Generating Pictures from Waves: Aspects of Image Formation
The research communities, technologies, and tools for image formation are diverse. On the one hand, computer vision and graphics researchers analyze incoherent light using coarse geometric approximations from optics. On the other hand, array signal processing and acoustics researchers analyze coherent sound waves using stochastic estimation theory and diffraction formulas from physics. The ability to inexpensively fabricate analog circuitry and digital logic for millimeter-wave radar and ultrasound creates opportunities in comparing diverse perspectives on image formation, and presents challenges in implementing imaging systems that scale in size. We present algorithms, architectures, and abstractions for image formation that relate the different communities, technologies, and tools. We address practical technical challenges in operating millimeter-wave radar and ultrasound systems in the presence of phase noise and scattering. We model a broad class of physical phenomena with isotropic point sources. We show that the optimal source location estimator for coherent waves reduces to processing an image produced by a conventional camera, provided the sources are wellseparated relative to the system resolution, and in the limit of small wavelength and globally incoherent light. We introduce quasi light fields to generalize the incoherent image formation process to coherent waves, offering resolution tradeoffs that surpass the traditional Fourier uncertainty principle by leveraging time-frequency distributions. We show that the number of sensors in a coherent imaging array defines a stable operating point relative to the phase noise. We introduce a digital phase tightening algorithm to reduce phase noise. We present a system identification framework for multiple-input multiple-output (MIMO) ultrasound imaging that generalizes existing approaches with time-varying filters. Our theoretical results enable the application of traditional techniques in incoherent imaging to coherent imaging, and vice versa. Our practical results suggest a methodology for designing millimeter-wave imaging systems. Our conclusions reinforce architectural principles governing transmitter and receiver design, the role of analog and digital circuity, and the tradeoff between data rate and data precision.

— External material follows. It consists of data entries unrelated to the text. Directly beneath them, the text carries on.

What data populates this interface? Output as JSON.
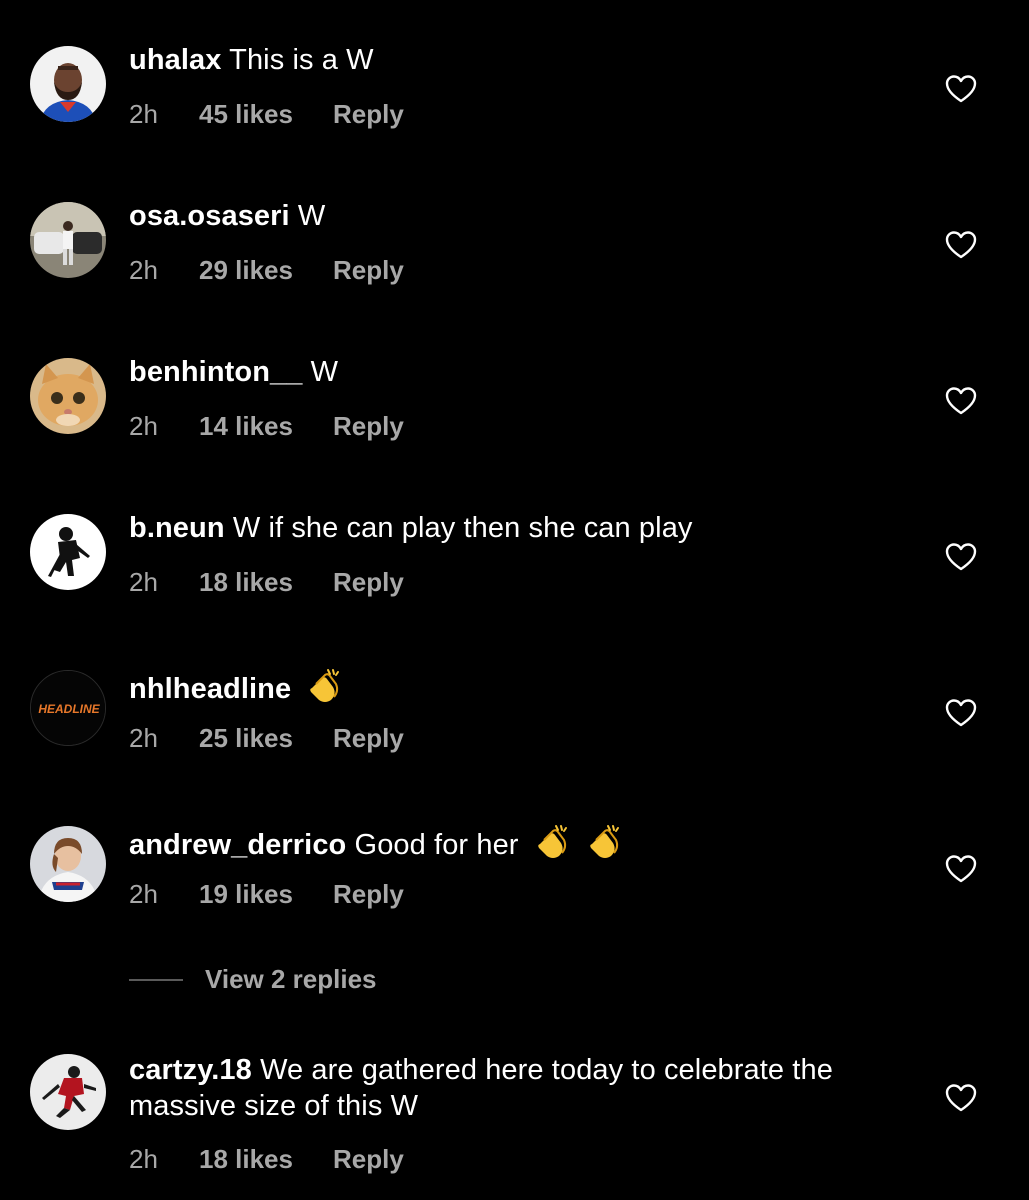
{
  "colors": {
    "background": "#000000",
    "primary_text": "#ffffff",
    "secondary_text": "#a8a8a8",
    "divider": "#5a5a5a"
  },
  "comments": [
    {
      "username": "uhalax",
      "text": "This is a W",
      "time": "2h",
      "likes": "45 likes",
      "reply": "Reply",
      "avatar": "player-portrait-avatar",
      "emoji": []
    },
    {
      "username": "osa.osaseri",
      "text": "W",
      "time": "2h",
      "likes": "29 likes",
      "reply": "Reply",
      "avatar": "person-with-car-avatar",
      "emoji": []
    },
    {
      "username": "benhinton__",
      "text": "W",
      "time": "2h",
      "likes": "14 likes",
      "reply": "Reply",
      "avatar": "cat-avatar",
      "emoji": []
    },
    {
      "username": "b.neun",
      "text": "W if she can play then she can play",
      "time": "2h",
      "likes": "18 likes",
      "reply": "Reply",
      "avatar": "hockey-player-silhouette-avatar",
      "emoji": []
    },
    {
      "username": "nhlheadline",
      "text": "",
      "time": "2h",
      "likes": "25 likes",
      "reply": "Reply",
      "avatar": "headline-logo-avatar",
      "avatar_text": "HEADLINE",
      "emoji": [
        "clapping-hands-emoji"
      ]
    },
    {
      "username": "andrew_derrico",
      "text": "Good for her",
      "time": "2h",
      "likes": "19 likes",
      "reply": "Reply",
      "avatar": "rangers-player-avatar",
      "emoji": [
        "clapping-hands-emoji",
        "clapping-hands-emoji"
      ]
    },
    {
      "username": "cartzy.18",
      "text": "We are gathered here today to celebrate the massive size of this W",
      "time": "2h",
      "likes": "18 likes",
      "reply": "Reply",
      "avatar": "skating-player-avatar",
      "emoji": []
    }
  ],
  "view_replies": "View 2 replies",
  "icons": {
    "like": "heart-outline-icon"
  }
}
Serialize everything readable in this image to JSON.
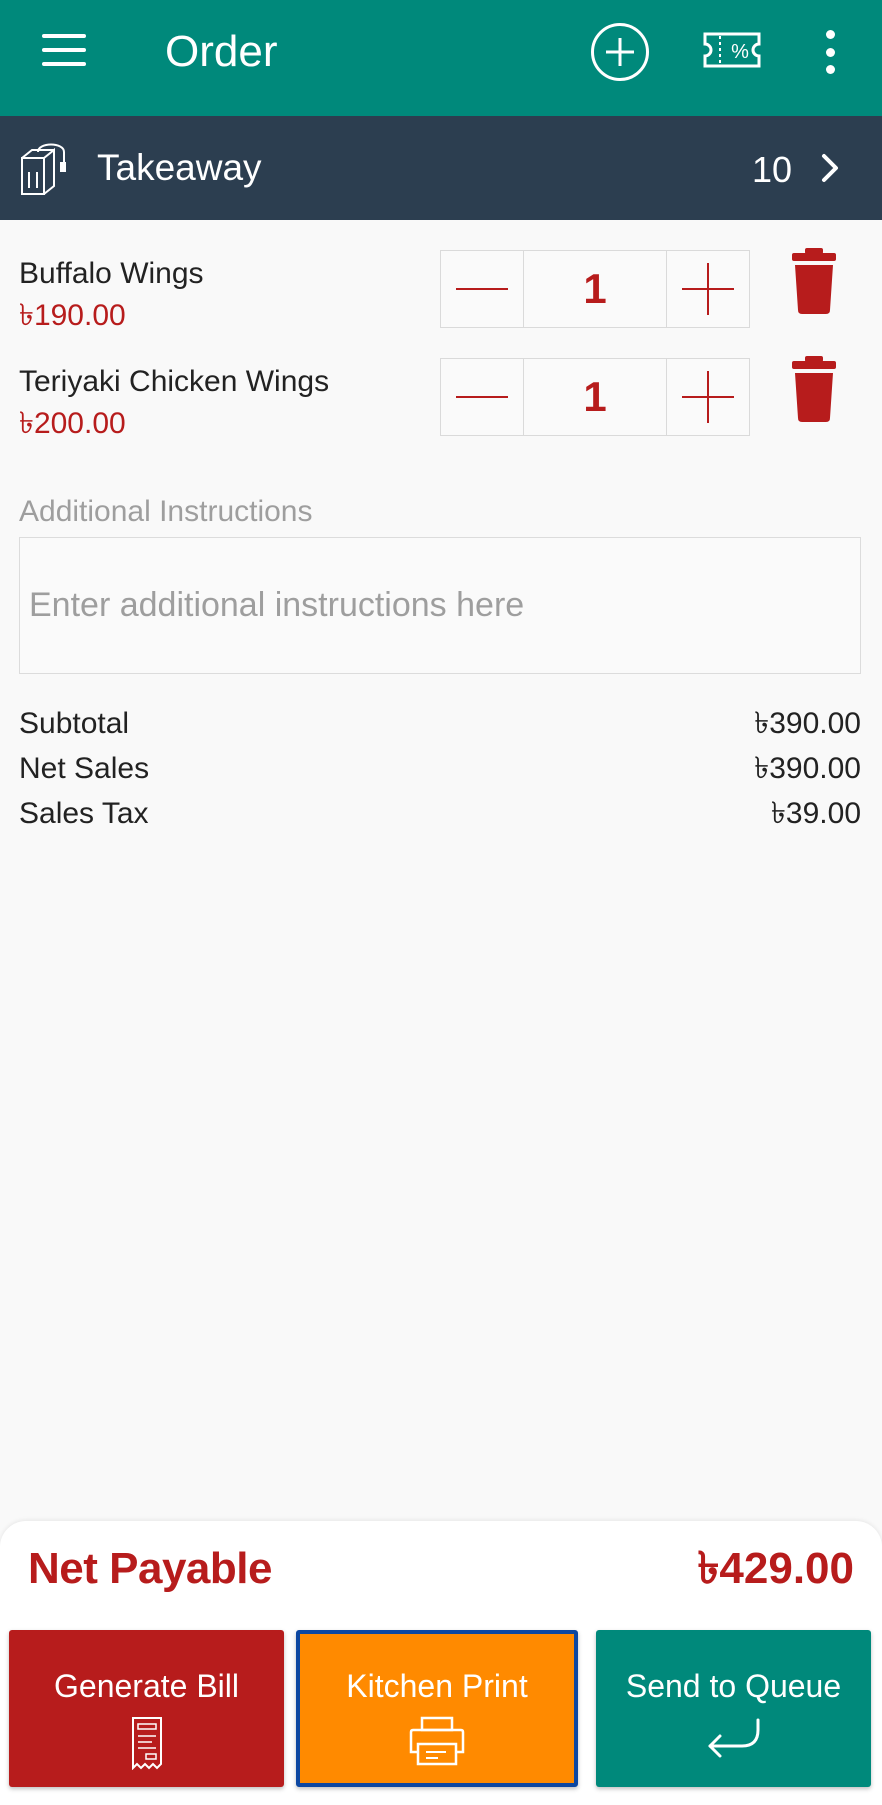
{
  "app_bar": {
    "title": "Order",
    "icons": [
      "menu-icon",
      "add-circle-icon",
      "coupon-discount-icon",
      "more-vertical-icon"
    ]
  },
  "order_type": {
    "label": "Takeaway",
    "count": "10",
    "icons": [
      "takeaway-bag-icon",
      "chevron-right-icon"
    ]
  },
  "items": [
    {
      "name": "Buffalo Wings",
      "price": "৳190.00",
      "quantity": "1"
    },
    {
      "name": "Teriyaki Chicken Wings",
      "price": "৳200.00",
      "quantity": "1"
    }
  ],
  "instructions": {
    "label": "Additional Instructions",
    "placeholder": "Enter additional instructions here",
    "value": ""
  },
  "summary": {
    "subtotal_label": "Subtotal",
    "subtotal_value": "৳390.00",
    "net_sales_label": "Net Sales",
    "net_sales_value": "৳390.00",
    "sales_tax_label": "Sales Tax",
    "sales_tax_value": "৳39.00"
  },
  "net_payable": {
    "label": "Net Payable",
    "value": "৳429.00"
  },
  "actions": {
    "generate_bill": "Generate Bill",
    "kitchen_print": "Kitchen Print",
    "send_to_queue": "Send to Queue"
  },
  "colors": {
    "primary": "#00897b",
    "subbar": "#2c3e50",
    "accent_red": "#b71c1c",
    "kitchen_orange": "#ff8a00",
    "focus_border": "#0d47a1"
  }
}
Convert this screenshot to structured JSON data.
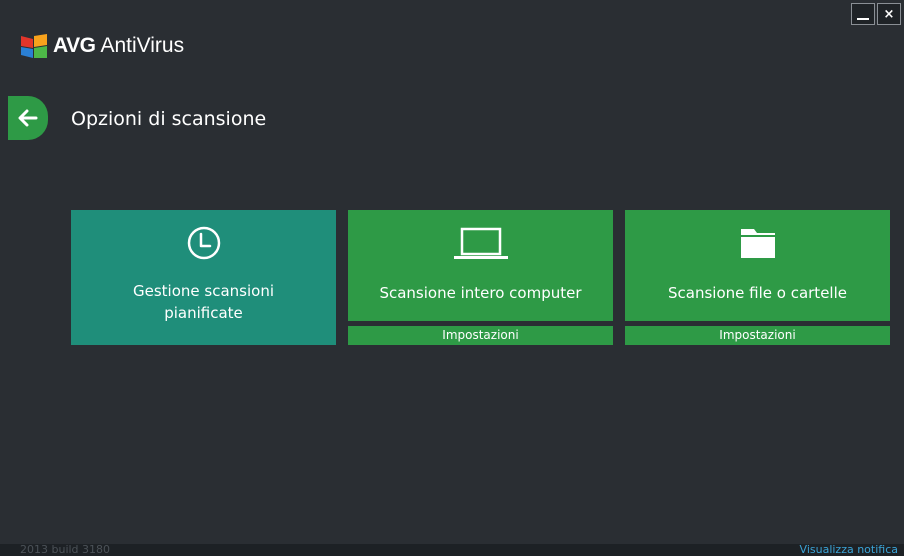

Thesis Supervisor: Gregory W. Wornell Title: Professor of Electrical Engineering and Computer Science
Technical Report (Massachusetts Institute of Technology, Research Laboratory of Electronics);731